Forced. The cynicism, the profanity, the wit, the emotions exhibited in conversations, all seem to be a struggle or, similarly to above, off for the characters with whatever they’re involved.

Detailed with lots of extraneous information. There is a lot of description, almost too much in many chapters. Jones constantly interrupts his actions scenes with various descriptions which are somewhat distracting. I wasn’t sure what type of story it really wanted to be. It starts near the end of a court room trial, then moves along to some personal stuff with the detective, then bits here and there with Lyons sticking his nose into the case. Marks finally does a little investigating. A disjointed time period on the Caribbean island and a strange hostage situation lasting a little too long.

My ranking:

Yellow Belt

Tuesday, July 5, 2011

Deed to Death

By D.B. Henson

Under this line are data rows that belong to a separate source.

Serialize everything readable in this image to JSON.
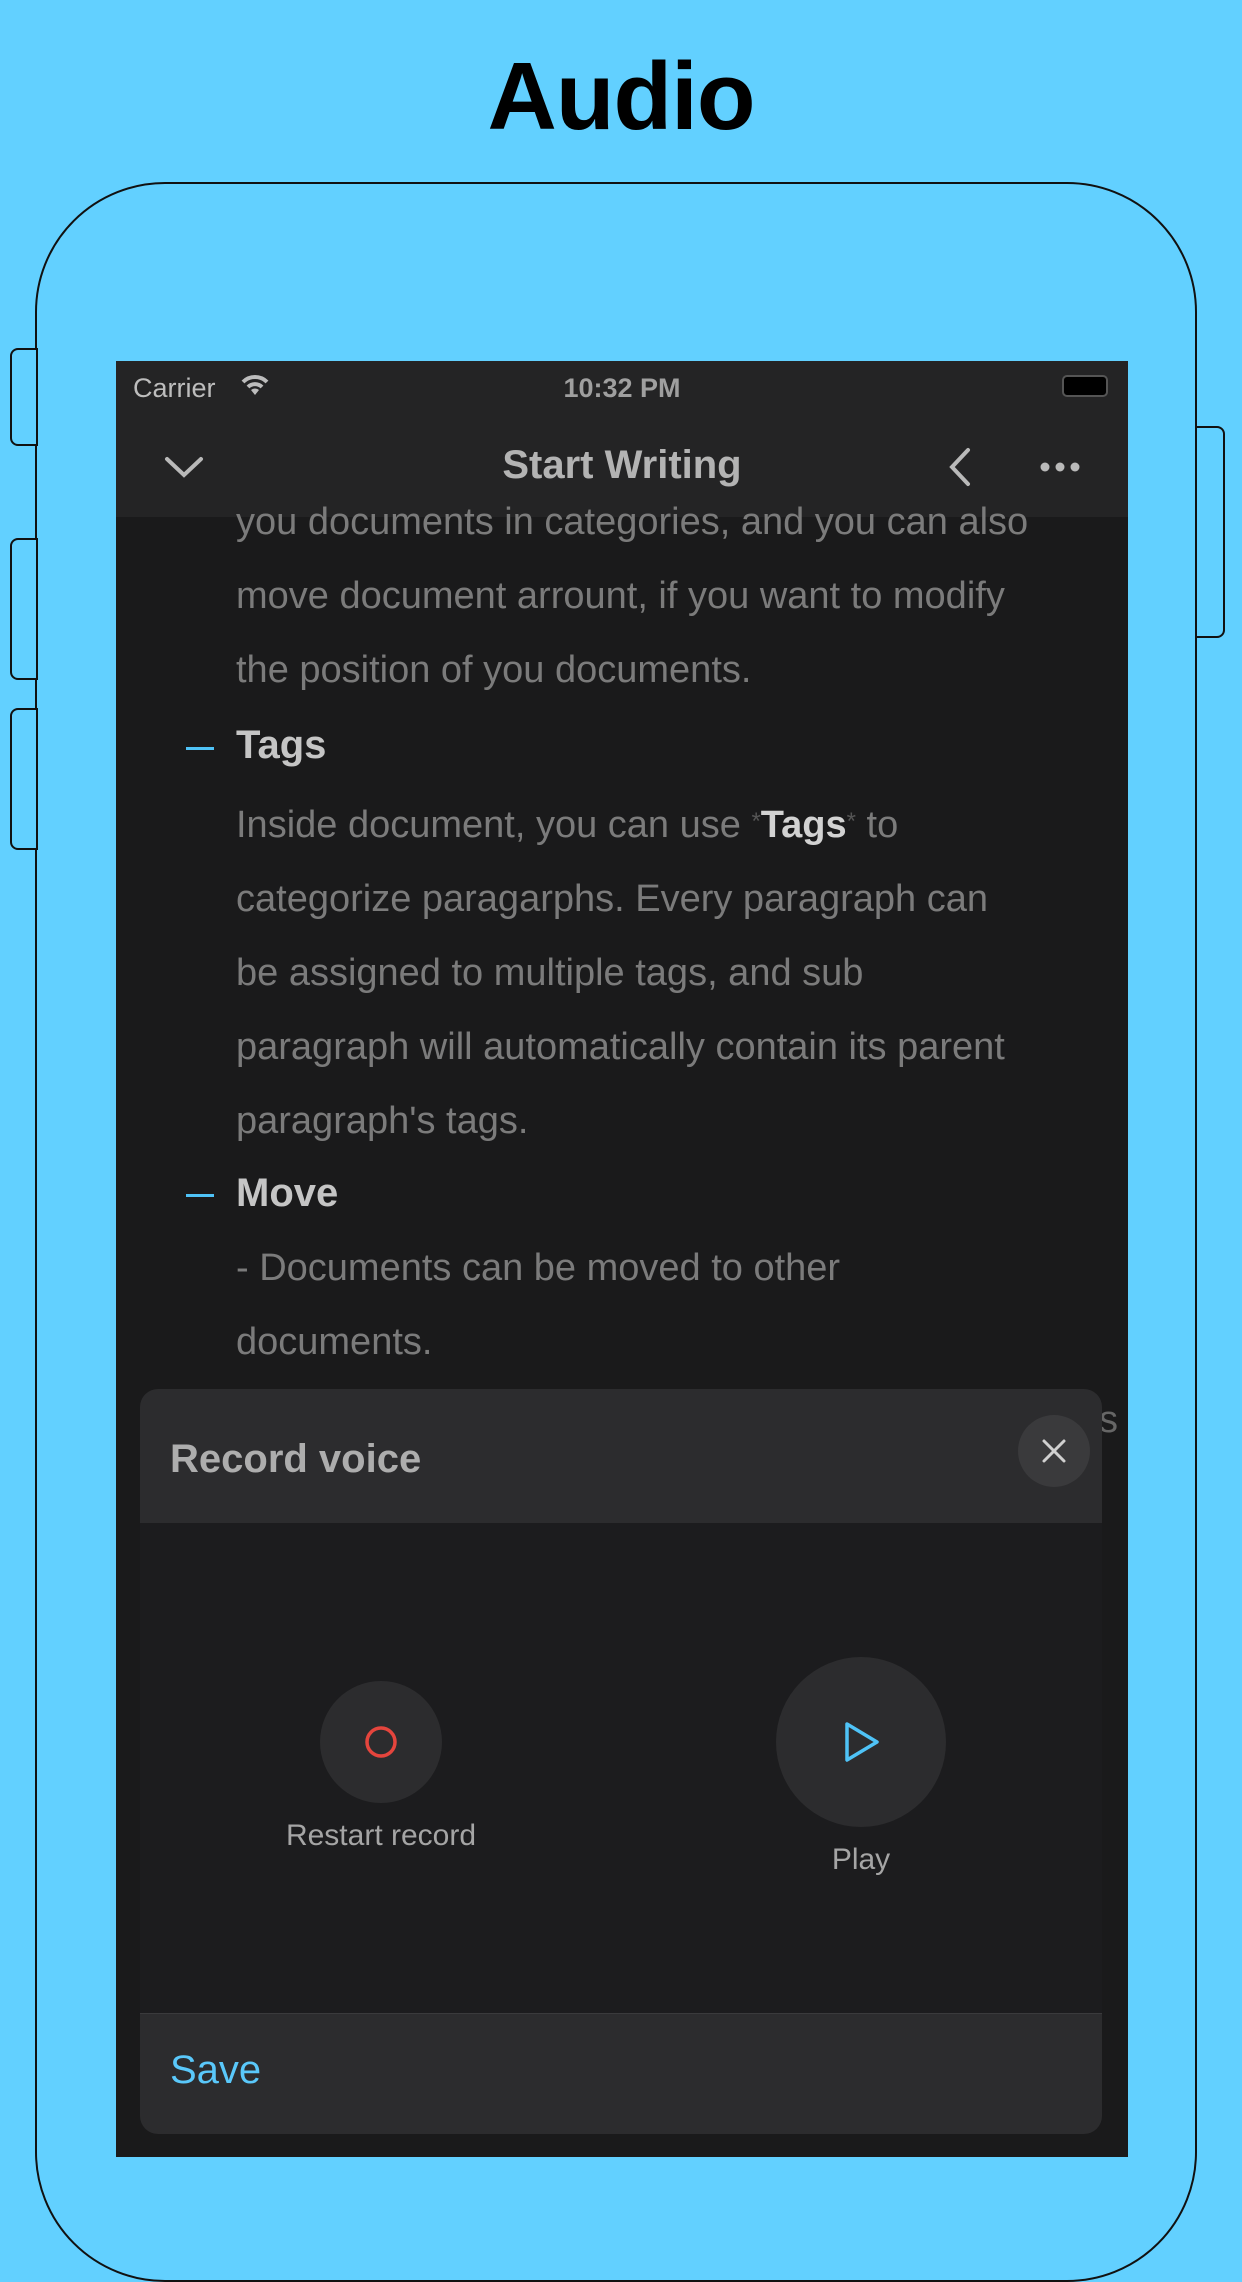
{
  "headline": "Audio",
  "status_bar": {
    "carrier": "Carrier",
    "time": "10:32 PM"
  },
  "nav": {
    "title": "Start Writing",
    "icons": [
      "chevron-down-icon",
      "back-chevron-icon",
      "more-icon"
    ]
  },
  "document": {
    "intro_lines": [
      "you documents in categories, and you can also",
      "move document arrount, if you want to modify",
      "the position of you documents."
    ],
    "sections": [
      {
        "heading": "Tags",
        "body_prefix": "Inside document, you can use ",
        "tag_marker": "*",
        "tag_word": "Tags",
        "body_suffix": " to",
        "lines": [
          "categorize paragarphs. Every paragraph can",
          "be assigned to multiple tags, and sub",
          "paragraph will automatically contain its parent",
          "paragraph's tags."
        ]
      },
      {
        "heading": "Move",
        "lines": [
          "- Documents can be moved to other",
          "documents."
        ]
      }
    ],
    "clipped_char": "s"
  },
  "record_sheet": {
    "title": "Record voice",
    "restart_label": "Restart record",
    "play_label": "Play",
    "save_label": "Save",
    "colors": {
      "record": "#e5453d",
      "play": "#4fc3f7",
      "save": "#5ac8fa"
    }
  }
}
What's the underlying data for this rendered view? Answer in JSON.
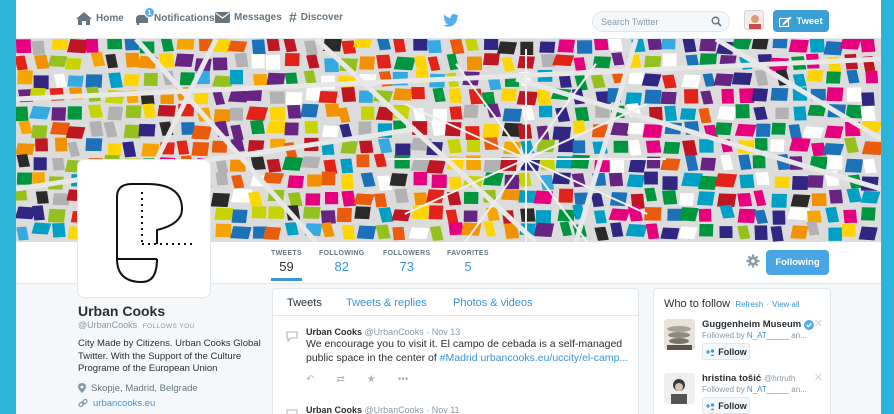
{
  "nav": {
    "home": "Home",
    "notifications": "Notifications",
    "notifications_badge": "1",
    "messages": "Messages",
    "discover": "Discover",
    "search_placeholder": "Search Twitter",
    "tweet_button": "Tweet"
  },
  "stats": [
    {
      "label": "TWEETS",
      "value": "59"
    },
    {
      "label": "FOLLOWING",
      "value": "82"
    },
    {
      "label": "FOLLOWERS",
      "value": "73"
    },
    {
      "label": "FAVORITES",
      "value": "5"
    }
  ],
  "following_button": "Following",
  "profile": {
    "name": "Urban Cooks",
    "handle": "@UrbanCooks",
    "follows_you": "FOLLOWS YOU",
    "bio": "City Made by Citizens. Urban Cooks Global Twitter. With the Support of the Culture Programe of the European Union",
    "location": "Skopje, Madrid, Belgrade",
    "url": "urbancooks.eu"
  },
  "tabs": [
    "Tweets",
    "Tweets & replies",
    "Photos & videos"
  ],
  "tweets": [
    {
      "name": "Urban Cooks",
      "handle": "@UrbanCooks",
      "date": "· Nov 13",
      "text": "We encourage you to visit it. El campo de cebada is a self-managed public space in the center of ",
      "link": "#Madrid urbancooks.eu/uccity/el-camp..."
    },
    {
      "name": "Urban Cooks",
      "handle": "@UrbanCooks",
      "date": "· Nov 11"
    }
  ],
  "who_to_follow": {
    "title": "Who to follow",
    "refresh": "Refresh",
    "separator": "·",
    "view_all": "View all",
    "follow_label": "Follow",
    "items": [
      {
        "name": "Guggenheim Museum",
        "handle": "",
        "followed_by": "Followed by",
        "followed_user": "N_AT_____",
        "followed_rest": "an..."
      },
      {
        "name": "hristina tošić",
        "handle": "@hrtruth",
        "followed_by": "Followed by",
        "followed_user": "N_AT_____",
        "followed_rest": "an..."
      }
    ]
  },
  "colors": {
    "accent": "#3b94d9",
    "follow_button": "#4aa5e4",
    "background": "#2bb5d8"
  }
}
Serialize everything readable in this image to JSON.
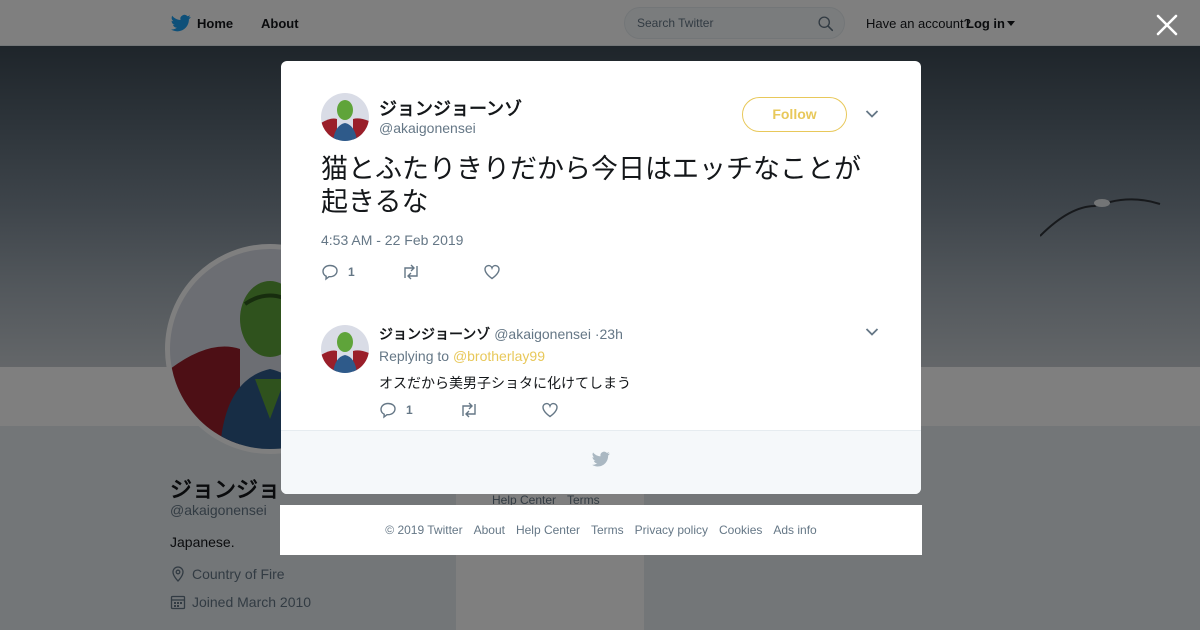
{
  "nav": {
    "home_label": "Home",
    "about_label": "About",
    "search_placeholder": "Search Twitter",
    "account_prompt": "Have an account?",
    "login_label": "Log in",
    "icons": [
      "twitter-bird-icon",
      "search-icon",
      "caret-down-icon",
      "close-icon"
    ]
  },
  "profile": {
    "name": "ジョンジョ",
    "handle": "@akaigonensei",
    "bio": "Japanese.",
    "location": "Country of Fire",
    "joined": "Joined March 2010",
    "sidebar_help": "Help Center",
    "sidebar_terms": "Terms"
  },
  "tweet": {
    "name": "ジョンジョーンゾ",
    "handle": "@akaigonensei",
    "follow_label": "Follow",
    "text": "猫とふたりきりだから今日はエッチなことが起きるな",
    "timestamp": "4:53 AM - 22 Feb 2019",
    "reply_count": "1",
    "retweet_count": "",
    "like_count": ""
  },
  "reply": {
    "name": "ジョンジョーンゾ",
    "handle": "@akaigonensei",
    "dot": "·",
    "time": "23h",
    "replying_to_prefix": "Replying to",
    "replying_to_handle": "@brotherlay99",
    "text": "オスだから美男子ショタに化けてしまう",
    "reply_count": "1"
  },
  "footer": {
    "copyright": "© 2019 Twitter",
    "links": [
      "About",
      "Help Center",
      "Terms",
      "Privacy policy",
      "Cookies",
      "Ads info"
    ]
  },
  "colors": {
    "accent": "#e8c85a",
    "twitter_blue": "#1da1f2",
    "muted": "#657786"
  }
}
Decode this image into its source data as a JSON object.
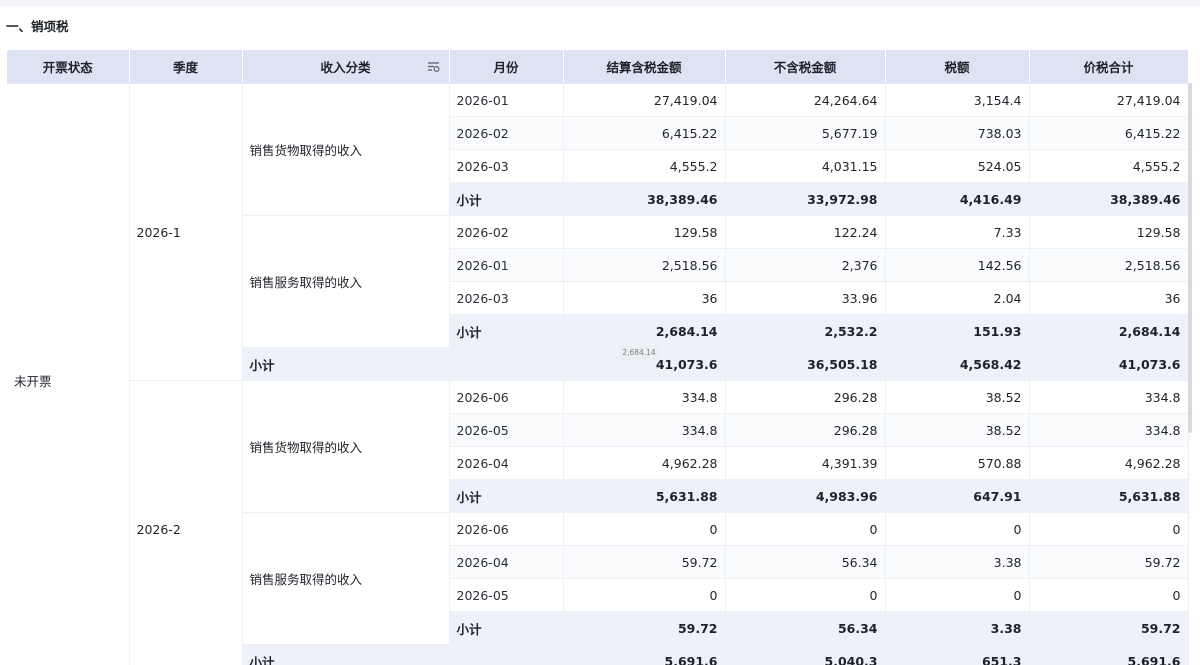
{
  "section_title": "一、销项税",
  "columns": [
    "开票状态",
    "季度",
    "收入分类",
    "月份",
    "结算含税金额",
    "不含税金额",
    "税额",
    "价税合计"
  ],
  "status": "未开票",
  "subtotal_label": "小计",
  "tooltip": "2,684.14",
  "quarters": [
    {
      "quarter": "2026-1",
      "categories": [
        {
          "name": "销售货物取得的收入",
          "rows": [
            {
              "month": "2026-01",
              "v": [
                "27,419.04",
                "24,264.64",
                "3,154.4",
                "27,419.04"
              ]
            },
            {
              "month": "2026-02",
              "v": [
                "6,415.22",
                "5,677.19",
                "738.03",
                "6,415.22"
              ]
            },
            {
              "month": "2026-03",
              "v": [
                "4,555.2",
                "4,031.15",
                "524.05",
                "4,555.2"
              ]
            }
          ],
          "subtotal": [
            "38,389.46",
            "33,972.98",
            "4,416.49",
            "38,389.46"
          ]
        },
        {
          "name": "销售服务取得的收入",
          "rows": [
            {
              "month": "2026-02",
              "v": [
                "129.58",
                "122.24",
                "7.33",
                "129.58"
              ]
            },
            {
              "month": "2026-01",
              "v": [
                "2,518.56",
                "2,376",
                "142.56",
                "2,518.56"
              ]
            },
            {
              "month": "2026-03",
              "v": [
                "36",
                "33.96",
                "2.04",
                "36"
              ]
            }
          ],
          "subtotal": [
            "2,684.14",
            "2,532.2",
            "151.93",
            "2,684.14"
          ]
        }
      ],
      "subtotal": [
        "41,073.6",
        "36,505.18",
        "4,568.42",
        "41,073.6"
      ]
    },
    {
      "quarter": "2026-2",
      "categories": [
        {
          "name": "销售货物取得的收入",
          "rows": [
            {
              "month": "2026-06",
              "v": [
                "334.8",
                "296.28",
                "38.52",
                "334.8"
              ]
            },
            {
              "month": "2026-05",
              "v": [
                "334.8",
                "296.28",
                "38.52",
                "334.8"
              ]
            },
            {
              "month": "2026-04",
              "v": [
                "4,962.28",
                "4,391.39",
                "570.88",
                "4,962.28"
              ]
            }
          ],
          "subtotal": [
            "5,631.88",
            "4,983.96",
            "647.91",
            "5,631.88"
          ]
        },
        {
          "name": "销售服务取得的收入",
          "rows": [
            {
              "month": "2026-06",
              "v": [
                "0",
                "0",
                "0",
                "0"
              ]
            },
            {
              "month": "2026-04",
              "v": [
                "59.72",
                "56.34",
                "3.38",
                "59.72"
              ]
            },
            {
              "month": "2026-05",
              "v": [
                "0",
                "0",
                "0",
                "0"
              ]
            }
          ],
          "subtotal": [
            "59.72",
            "56.34",
            "3.38",
            "59.72"
          ]
        }
      ],
      "subtotal": [
        "5,691.6",
        "5,040.3",
        "651.3",
        "5,691.6"
      ]
    }
  ]
}
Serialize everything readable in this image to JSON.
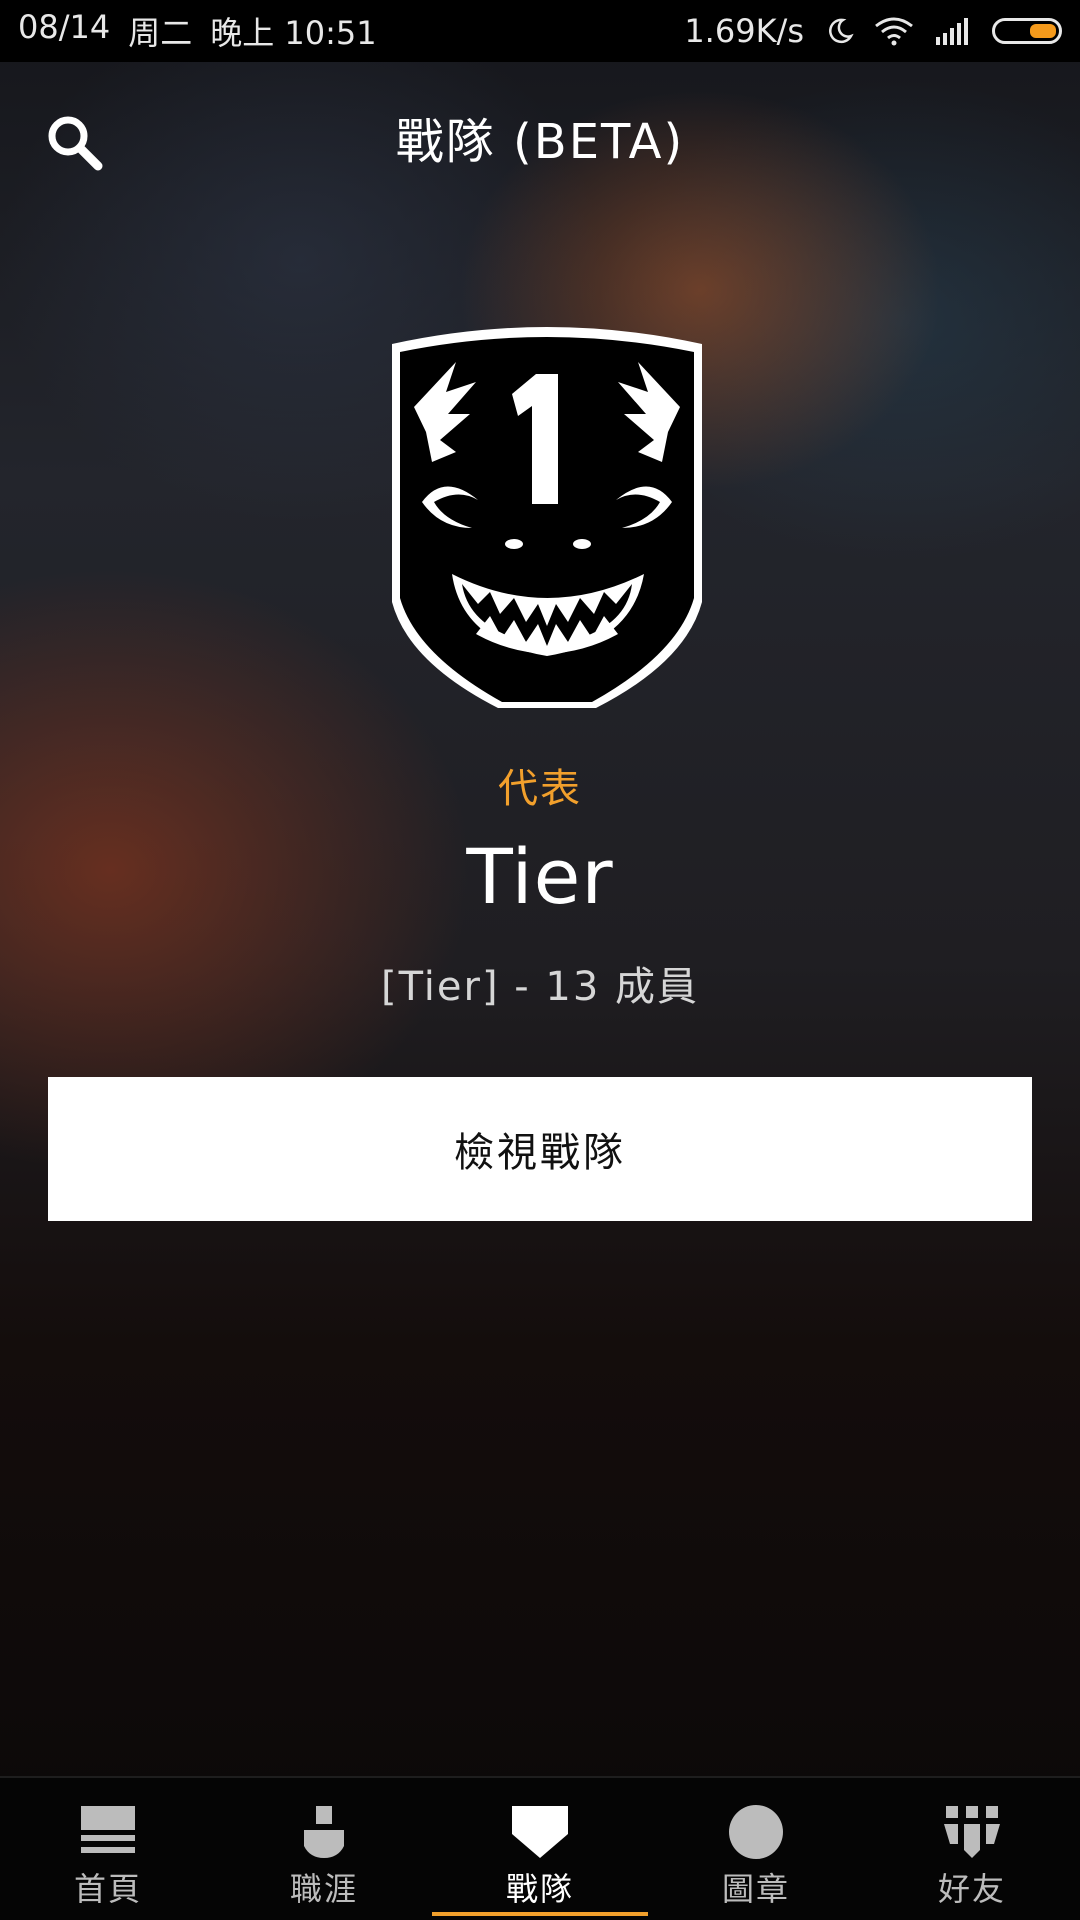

Realtor Toni Matthews does not believe her fiancée, Scott, killed himself at his construction site. The police won't listen, Scott's brother is contesting the will, and Toni soon finds herself in mortal danger when she starts discovering clues that point in a different direction than suicide.
Who killed Scott and who's trying to kill her? The brother? Scott's supposed girlfriend? A construction worker who disappeared after Scott died? Scott's partner? Toni must use her intelligence to stay one step ahead, even to the point of playing dead. It was too late for her fiancée and the damaging information he discovered and left for her. Who can Tony trust before she finds it's too late for her?

This is not something totally new, but fresh enough to enjoy. There's enough suspense and clues to keep the reader guessing

Toni Matthews – Realtor. Estranged from her mother. Has a lot of friends in the business and with her husbands construction firm. Is feeling on top of the world and looking forward to a happy life until her husband dies.

Brian Chadwick – Scott's brother. Reporter. Kept his distance from Scott after high school graduation because of a sister's death. Thinks Toni is only after Scott's money. Doesn't mind a bit of B&E and 'bug' work to keep track of Toni's movements.

Mark – Lawyer. In love with Toni and only wants the best for her. He hopes maybe Toni will come to love him now that Scott's dead.

Clint Shore – Scott's partner. He was the behind-the-scenes man while Scott was the promoter.

Jill Shore – Clint's wife. Part of friendly foursome with Scott, Clint, and Toni.

Fairly defined characters. The author provides enough insight into each to keep them interesting. There are good supporting characters and mystery aficionados will recognize at least one of them is guilty.

Straightforward, nothing complex, nothing exciting or deep.

Fairly clean. Some profanity, but nothing extreme. Short chapters, tight scenes. Mildly intense action. This reader didn't think the book was a 'page-turner' or a 'non-stop action, can't put it down till the end' story, but a well written mystery with enough red herrings to keep you guessing.

My ranking:

Green Belt